Long before Angelina Jolie gripped the American public’s attention by announcing her double mastectomy due to a genetic mutation, Fight Colorectal Cancer had been educating patients about family histories, plus supporting and reporting research advances in genetics—especially Lynch syndrome. One of our most reliable sources for patient information and webinars  has been Heather Hampel, MS, CGC, a genetic counselor for 18 years, and Associate Director of the Division of Human Genetics at the Ohio State University Comprehensive Cancer Center. We’re proud to announce that Heather Hampel is now an official member of our Medical Advisory Board. She first became aware of Fight Colorectal Cancer years ago when the late Kate Murphy, (one

Does Colorectal Cancer Run in Your Family?

The short answer is probably not. Most colorectal cancer develops as we age without any notable family history. But about one in five people with colorectal cancer will have a close family link. Getting to know that risk is important. It may mean earlier or more frequent screening. It definitely means talking to your family, learning about Aunt Mary’s uterine cancer, Dad’s polyps, or Grandmother’s stomach problems when she was 35. It means telling them about your own cancer or polyps. The National Colorectal Cancer Roundtable has a new website to help you search and share your family history with Family PLZ.

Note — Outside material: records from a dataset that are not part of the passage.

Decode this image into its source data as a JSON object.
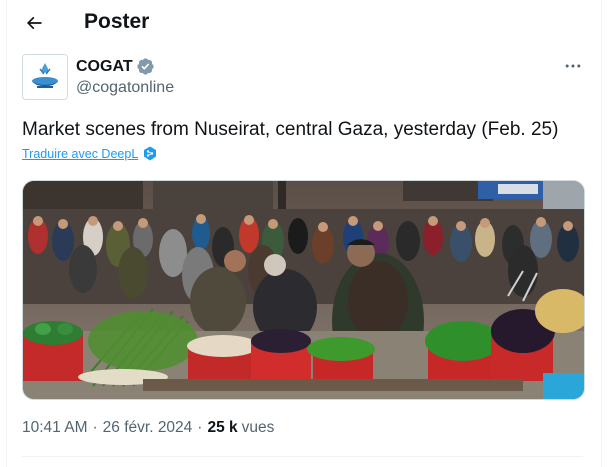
{
  "header": {
    "title": "Poster",
    "back_icon": "arrow-left-icon"
  },
  "author": {
    "display_name": "COGAT",
    "handle": "@cogatonline",
    "verified": true,
    "verified_color": "#829aab",
    "avatar_icon": "cogat-logo-icon"
  },
  "tweet": {
    "text": "Market scenes from Nuseirat, central Gaza, yesterday (Feb. 25)",
    "translate_label": "Traduire avec DeepL",
    "translate_icon": "deepl-icon"
  },
  "media": {
    "type": "photo",
    "subject": "outdoor market scene"
  },
  "meta": {
    "time": "10:41 AM",
    "separator": "·",
    "date": "26 févr. 2024",
    "views_count": "25 k",
    "views_label": "vues"
  },
  "colors": {
    "accent": "#1d9bf0",
    "secondary_text": "#536471",
    "primary_text": "#0f1419"
  }
}
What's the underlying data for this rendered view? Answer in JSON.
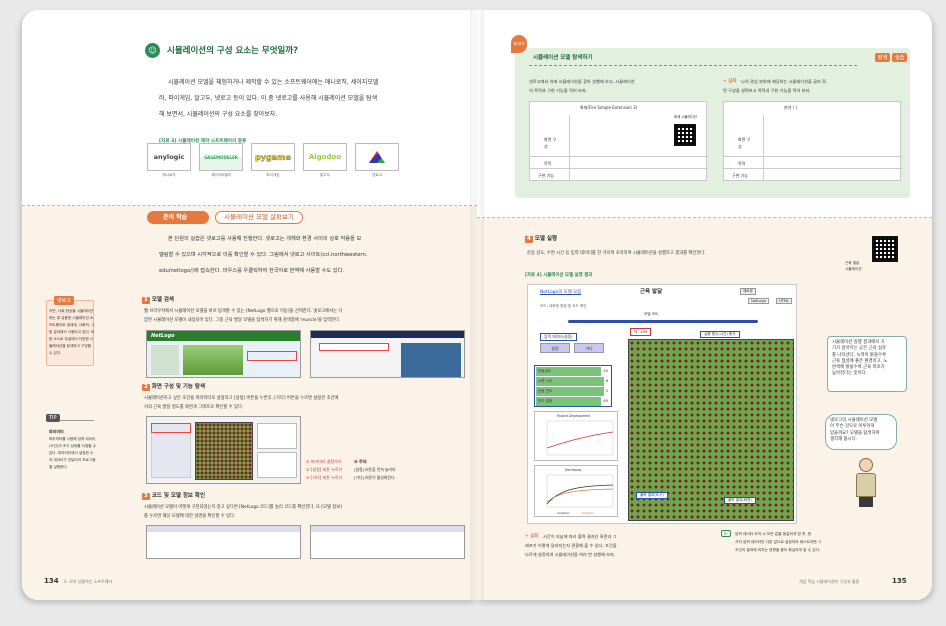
{
  "left": {
    "section_title": "시뮬레이션의 구성 요소는 무엇일까?",
    "intro": [
      "시뮬레이션 모델을 체험하거나 제작할 수 있는 소프트웨어에는 애니로직, 세이지모델",
      "러, 파이게임, 알고두, 넷로고 등이 있다. 이 중 넷로고를 사용해 시뮬레이션 모델을 탐색",
      "해 보면서, 시뮬레이션의 구성 요소를 찾아보자."
    ],
    "figure3_caption": "[자료 3]  시뮬레이션 제작 소프트웨어의 종류",
    "software": [
      {
        "logo": "anylogic",
        "name": "애니로직"
      },
      {
        "logo": "SAGEMODELER",
        "name": "세이지모델러"
      },
      {
        "logo": "pygame",
        "name": "파이게임"
      },
      {
        "logo": "Algodoo",
        "name": "알고두"
      },
      {
        "logo": "",
        "name": "넷로고"
      }
    ],
    "prep_badge": "준비 학습",
    "prep_title": "시뮬레이션 모델 살펴보기",
    "prep_text": [
      "본 단원의 실습은 넷로고를 사용해 진행한다. 넷로고는 개체와 환경 사이의 상호 작용을 모",
      "델링할 수 있으며 시각적으로 이를 확인할 수 있다. 그림에서 넷로고 사이트(ccl.northwestern.",
      "edu/netlogo/)에 접속한다. 마우스를 우클릭하여 한국어로 번역해 사용할 수도 있다."
    ],
    "sidebar_netlogo": {
      "tag": "넷로고",
      "text": [
        "자연, 사회 현상을 시뮬레이션",
        "하는 데 유용한 시뮬레이션 소",
        "프트웨어로 생태계, 사회적, 그",
        "림 분야에서 사용되고 있다. 또",
        "한 소스로 부설이터 다양한 시",
        "뮬레이션을 탐색하고 구성할",
        "수 있다."
      ]
    },
    "sidebar_tip": {
      "tag": "TIP",
      "heading": "파라미터",
      "text": [
        "파라미터를 사용해 입력 데이터",
        "(조건)의 초기 상태를 지정할 수",
        "있다. 파라미터에서 설정한 수",
        "치 데이터가 전달되어 프로그램",
        "을 실행한다."
      ]
    },
    "step1_title": "모델 검색",
    "step1_text": [
      "웹 브라우저에서 시뮬레이션 모델을 바로 탐색할 수 있는 [NetLogo 웹으로 이동]을 선택한다. 넷로고에서는 다",
      "양한 시뮬레이션 모델이 내장되어 있다. 그중 근육 발달 모델을 탐색하기 위해 검색창에 'muscle'을 입력한다."
    ],
    "netlogo_label": "NetLogo",
    "step2_title": "화면 구성 및 기능 탐색",
    "step2_text": [
      "시뮬레이션하고 싶은 조건을 파라미터로 설정하고 [설정] 버튼을 누른후, [가다] 버튼을 누르면 설정한 조건에",
      "서의 근육 발달 정도를 화면과 그래프로 확인할 수 있다."
    ],
    "step2_notes": [
      "① 파라미터 설정하기",
      "② [설정] 버튼 누르기",
      "③ [가다] 버튼 누르기"
    ],
    "caution_title": "주의",
    "caution_text": [
      "[설정] 버튼을 먼저 눌러야",
      "[가다] 버튼이 활성화된다."
    ],
    "step3_title": "코드 및 모델 정보 확인",
    "step3_text": [
      "시뮬레이션 모델이 어떻게 구현되었는지 알고 싶다면 [NetLogo 코드]를 눌러 코드를 확인한다. 또 [모델 정보]",
      "를 누르면 해당 모델에 대한 설명을 확인할 수 있다."
    ],
    "page_number": "134",
    "footer": "4. 모의 상황하는 소프트웨어"
  },
  "right": {
    "badge": "해 보기",
    "top_title": "시뮬레이션 모델 탐색하기",
    "top_tags": [
      "탐색",
      "실습"
    ],
    "top_left_text": [
      "넷로고에서 아래 시뮬레이션을 찾아 실행해 보고, 시뮬레이션",
      "의 목적과 구현 기능을 적어 보자."
    ],
    "top_table_title": "화재(Fire Simple Extension 3)",
    "top_table_qr": "화재 시뮬레이션",
    "top_table_rows": [
      "화면 구성",
      "목적",
      "구현 기능"
    ],
    "top_right_prefix": "+ 심화",
    "top_right_text": [
      "나의 관심 분야에 해당하는 시뮬레이션을 골라 화",
      "면 구성을 살펴보고 목적과 구현 기능을 적어 보자."
    ],
    "top_right_field": "분야 (          )",
    "step4_title": "모델 실행",
    "step4_text": "운동 강도, 수면 시간 등 입력 데이터를 한 가지씩 조작하여 시뮬레이션을 실행하고 결과를 확인한다.",
    "qr_label": [
      "근육 발달",
      "시뮬레이션"
    ],
    "figure4_caption": "[자료 4]  시뮬레이션 모델 실행 결과",
    "sim": {
      "link": "NetLogo의 모델 모음",
      "title": "근육 발달",
      "buttons": [
        "재로운",
        "NetLogo",
        "HTML"
      ],
      "meta": "보드: 대화형    명령 및 코드 확인",
      "speed": "모델 속도",
      "tick": "틱: 149",
      "param_label": "입력 데이터(설정)",
      "btn_setup": "설정",
      "btn_go": "가다",
      "sliders": [
        {
          "name": "운동강도",
          "value": "50"
        },
        {
          "name": "수면 시간",
          "value": "8"
        },
        {
          "name": "운동 빈도",
          "value": "5"
        },
        {
          "name": "빈도 설정",
          "value": "60"
        }
      ],
      "chart1_title": "Muscle Development",
      "chart2_title": "Hormones",
      "chart2_legend": [
        "anabolic",
        "catabolic"
      ],
      "run_label": "실행 횟수(시간) 증가",
      "output_label": "출력 결과(도구)",
      "result_label": "출력 결과(화면)"
    },
    "callout1": [
      "시뮬레이션 실행 결과에서 가",
      "기가 길어지는 곳은 근육 섬유",
      "를 나타낸다. 녹색이 밝을수록",
      "근육 형성에 좋은 환경이고, 노",
      "란색에 밝을수록 근육 피로가",
      "높아진다는 뜻이다."
    ],
    "callout2": [
      "넷로고의 시뮬레이션 모델",
      "이 무슨 것으로 이루어져",
      "있을까요? 모델을 탐색하며",
      "생각해 봅시다."
    ],
    "bottom_prefix": "+ 심화",
    "bottom_text": [
      "시간이 지남에 따라 출력 결과인 화면과 그",
      "래프가 어떻게 달라지는지 관찰해 볼 수 있다. 조건을",
      "다르게 설정하여 시뮬레이션을 여러 번 실행해 보자."
    ],
    "bottom_right": [
      "입력 데이터 조작 시 모든 값을 동일하게 한 후, 한",
      "가지 입력 데이터만 다른 값으로 설정하여 테스트하면 그",
      "조건이 결과에 미치는 영향을 좀더 확실하게 알 수 있다."
    ],
    "footer": "개념 학습   시뮬레이션의 구성과 활용",
    "page_number": "135"
  }
}
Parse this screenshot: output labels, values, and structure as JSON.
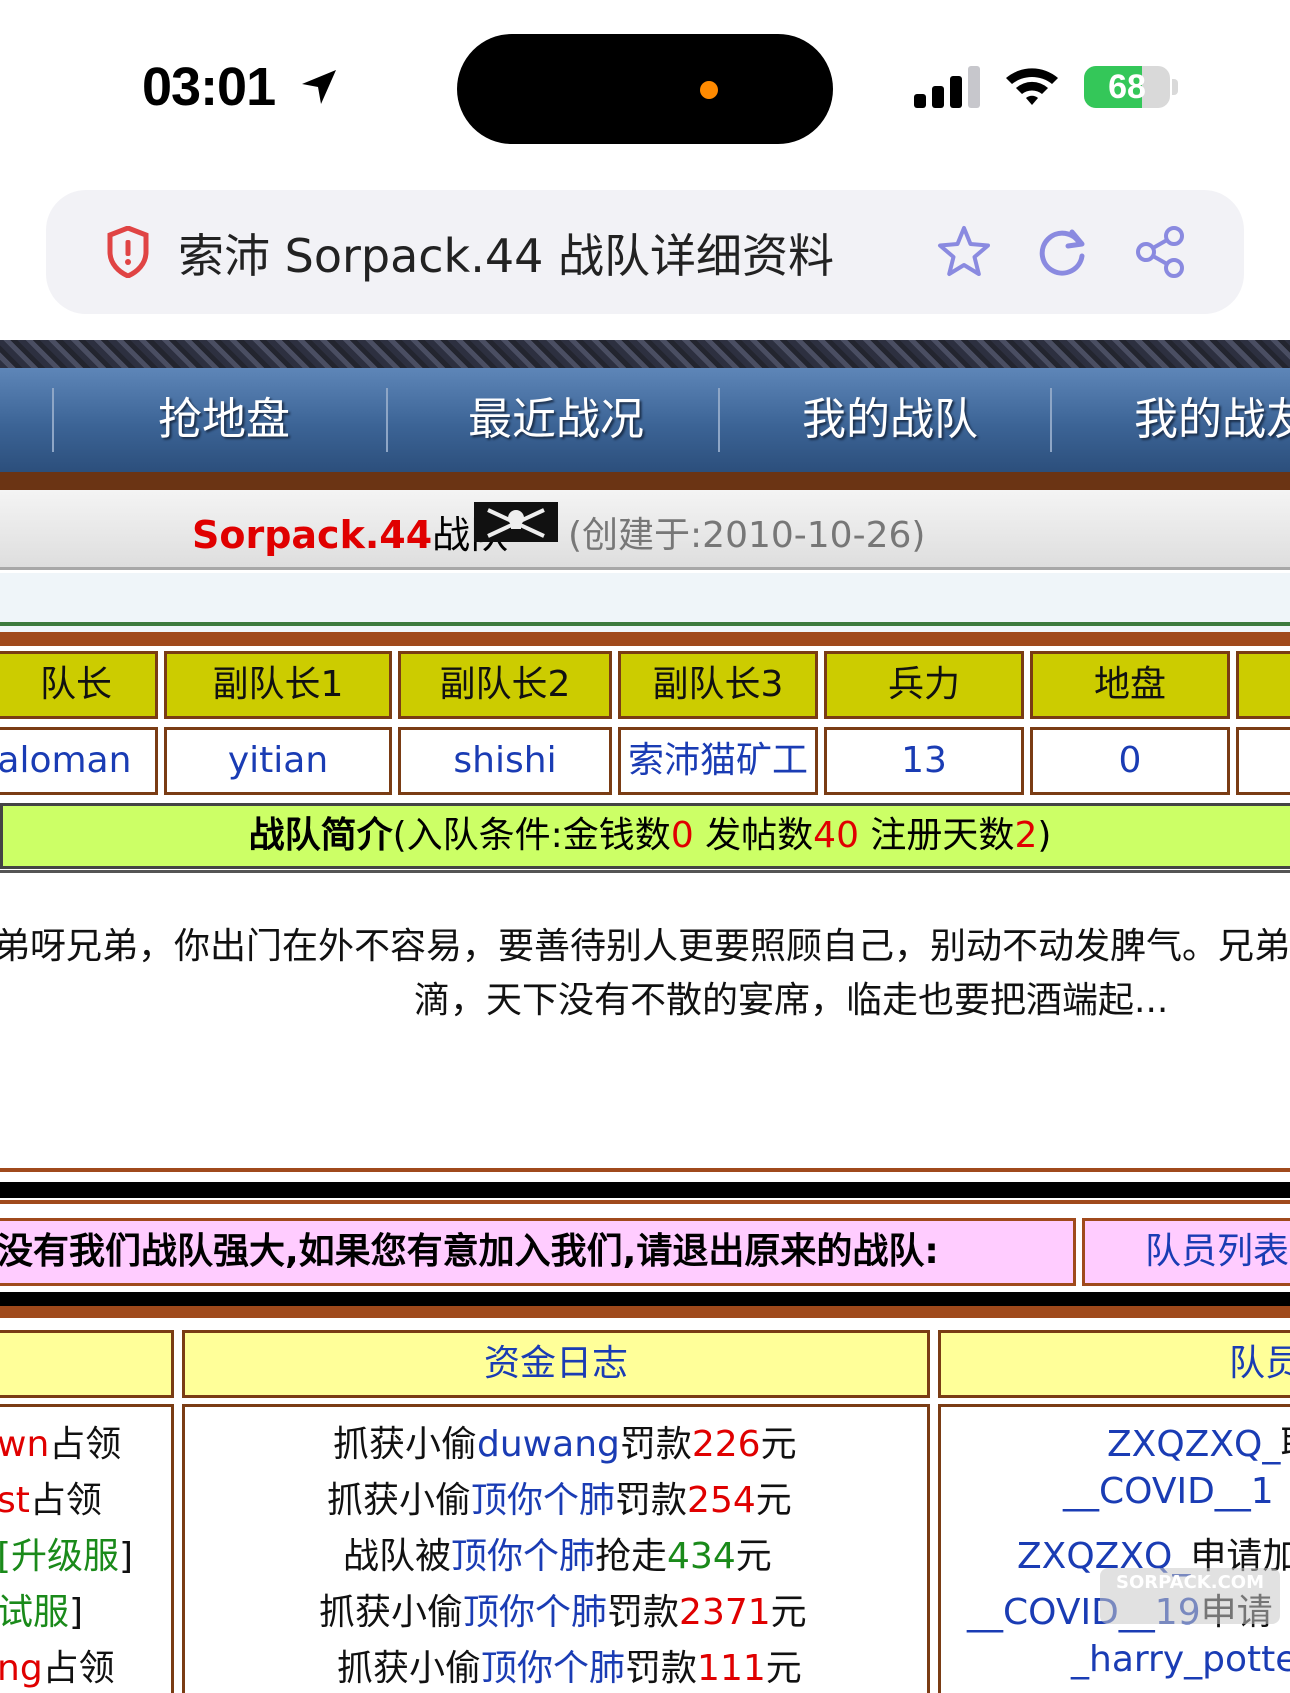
{
  "status_bar": {
    "time": "03:01",
    "battery": "68",
    "battery_level": 0.68
  },
  "browser": {
    "page_title": "索沛 Sorpack.44 战队详细资料",
    "icons": [
      "shield-alert-icon",
      "star-icon",
      "reload-icon",
      "share-icon"
    ]
  },
  "nav": {
    "items": [
      "抢地盘",
      "最近战况",
      "我的战队",
      "我的战友"
    ]
  },
  "team": {
    "name": "Sorpack.44",
    "name_suffix": "战队",
    "created": "(创建于:2010-10-26)"
  },
  "roster": {
    "headers": [
      "队长",
      "副队长1",
      "副队长2",
      "副队长3",
      "兵力",
      "地盘"
    ],
    "values": [
      "paloman",
      "yitian",
      "shishi",
      "索沛猫矿工",
      "13",
      "0"
    ]
  },
  "intro": {
    "title": "战队简介",
    "prefix": "(入队条件:金钱数",
    "money": "0",
    "posts_label": " 发帖数",
    "posts": "40",
    "days_label": " 注册天数",
    "days": "2",
    "suffix": ")"
  },
  "description": {
    "line1": "弟呀兄弟，你出门在外不容易，要善待别人更要照顾自己，别动不动发脾气。兄弟",
    "line2": "滴，天下没有不散的宴席，临走也要把酒端起..."
  },
  "recruit": {
    "text": "没有我们战队强大,如果您有意加入我们,请退出原来的战队:",
    "members_link": "队员列表"
  },
  "sections": {
    "funds_log": "资金日志",
    "members": "队员"
  },
  "left_log": [
    {
      "name": "wn",
      "action": "占领"
    },
    {
      "name": "st",
      "action": "占领"
    },
    {
      "name": "[升级服",
      "action": "]"
    },
    {
      "name": "试服",
      "action": "]"
    },
    {
      "name": "ng",
      "action": "占领"
    }
  ],
  "funds_log": [
    {
      "pre": "抓获小偷",
      "name": "duwang",
      "mid": "罚款",
      "amount": "226",
      "post": "元"
    },
    {
      "pre": "抓获小偷",
      "name": "顶你个肺",
      "mid": "罚款",
      "amount": "254",
      "post": "元"
    },
    {
      "pre": "战队被",
      "name": "顶你个肺",
      "mid": "抢走",
      "amount": "434",
      "post": "元"
    },
    {
      "pre": "抓获小偷",
      "name": "顶你个肺",
      "mid": "罚款",
      "amount": "2371",
      "post": "元"
    },
    {
      "pre": "抓获小偷",
      "name": "顶你个肺",
      "mid": "罚款",
      "amount": "111",
      "post": "元"
    }
  ],
  "member_log": [
    {
      "name": "ZXQZXQ_",
      "action": "取"
    },
    {
      "name": "__COVID__1",
      "action": ""
    },
    {
      "name": "ZXQZXQ_",
      "action": "申请加"
    },
    {
      "name": "__COVID__19",
      "action": "申请"
    },
    {
      "name": "_harry_potter",
      "action": ""
    }
  ],
  "watermark": "SORPACK.COM",
  "colors": {
    "nav_blue": "#3c6496",
    "header_olive": "#cccc00",
    "intro_green": "#ccff66",
    "recruit_pink": "#ffccff",
    "section_yellow": "#ffff99",
    "border_brown": "#7a3c14",
    "link_blue": "#1a3cb4",
    "alert_red": "#e00000"
  }
}
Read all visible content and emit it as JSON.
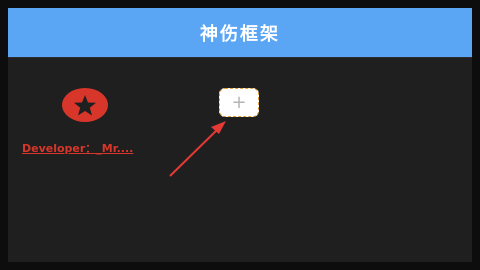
{
  "titlebar": {
    "title": "神伤框架",
    "color": "#5aa6f4"
  },
  "apps": [
    {
      "label": "Developer：_Mr....",
      "icon": "star-icon",
      "color": "#d8362a"
    }
  ],
  "add_button": {
    "icon": "plus-icon",
    "glyph": "+"
  },
  "annotation": {
    "icon": "red-arrow-pointer",
    "color": "#e53935"
  }
}
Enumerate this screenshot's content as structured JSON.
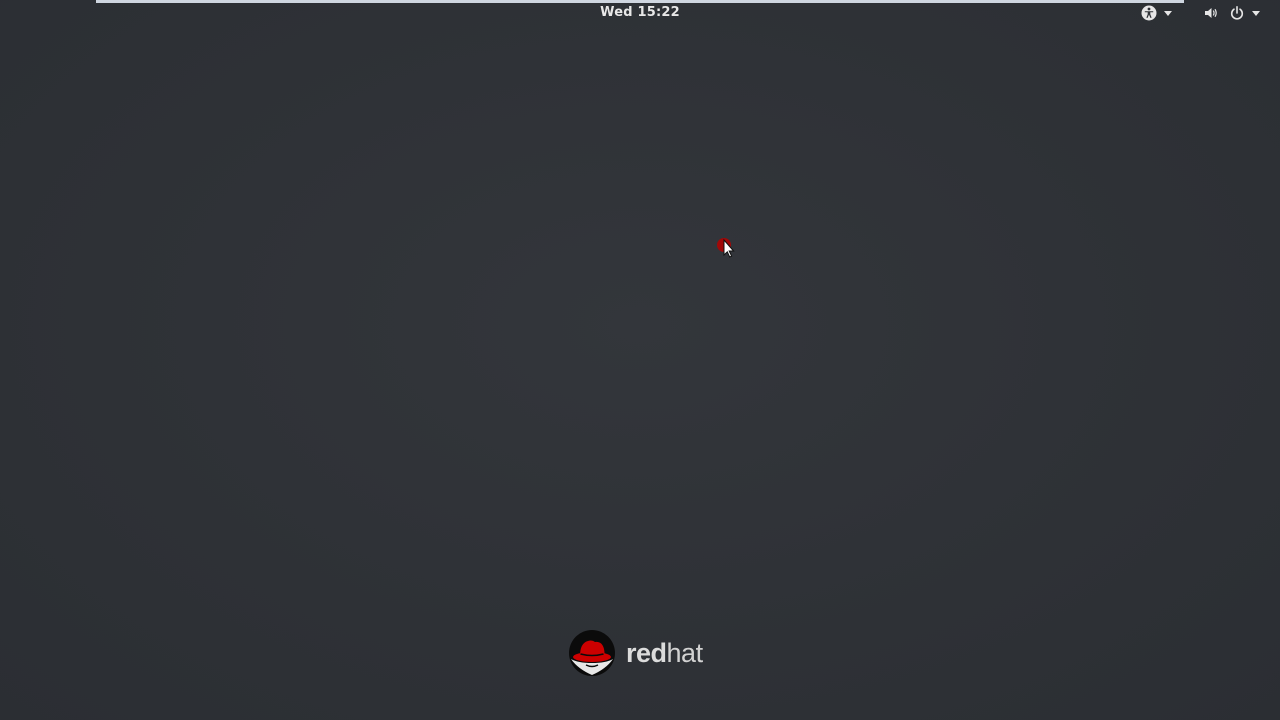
{
  "top_bar": {
    "clock": "Wed 15:22",
    "accessibility_icon": "accessibility-icon",
    "volume_icon": "volume-icon",
    "power_icon": "power-icon"
  },
  "desktop": {
    "cursor_icon": "mouse-pointer-icon"
  },
  "brand": {
    "name_part1": "red",
    "name_part2": "hat",
    "logo_icon": "redhat-shadowman-icon",
    "accent_color": "#cc0000"
  }
}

Colon Cancer Patients with Close Family History Do Better

Colon cancer patients with a first-degree relative who also had colon cancer have a significantly better prognosis. In a recent study, even after all risk factors were taken into consideration, they had less chance of cancer recurring and less chance of dying than people without a close family history. However, the same thing was not true for rectal cancer.

Thanksgiving is National Family History Day

Today while you’re digesting turkey or washing the Thanksgiving dinner dishes, take time to talk about your family’s health history.  Steven K. Galson, M.D., M.P.H., the acting Surgeon General, has declared Thanksgiving 2008 the fifth annual National Family History Day. Families are encouraged to share health information to identify diseases that might be inherited or lifestyles that may contribute to medical problems.  Family histories can lead to a discussion with your doctor about tests you may need or changes you should make to prevent cancer and other diseases. My Family Health History, a tool developed by the Surgeon General, can help you make a drawing of your family tree and

Family History of Colorectal Cancer Improve Survival Chances

People with a family history of colon or rectal cancer may have a smaller risk of having the cancer return or of dying from the disease according to a new study published this week in the Journal of the American Medical Association. Researchers followed nearly 1,100 patients with stage III colon cancer who were being treated with chemotherapy, 195 of whom had at least one close family member who also had been diagnosed with colorectal cancer.  Fifty-seven of them had a cancer recurrence or died (29 percent).  Among the 892 patients with no family history, 343 died or had cancer return (38 percent.) Patients with one family member with colorectal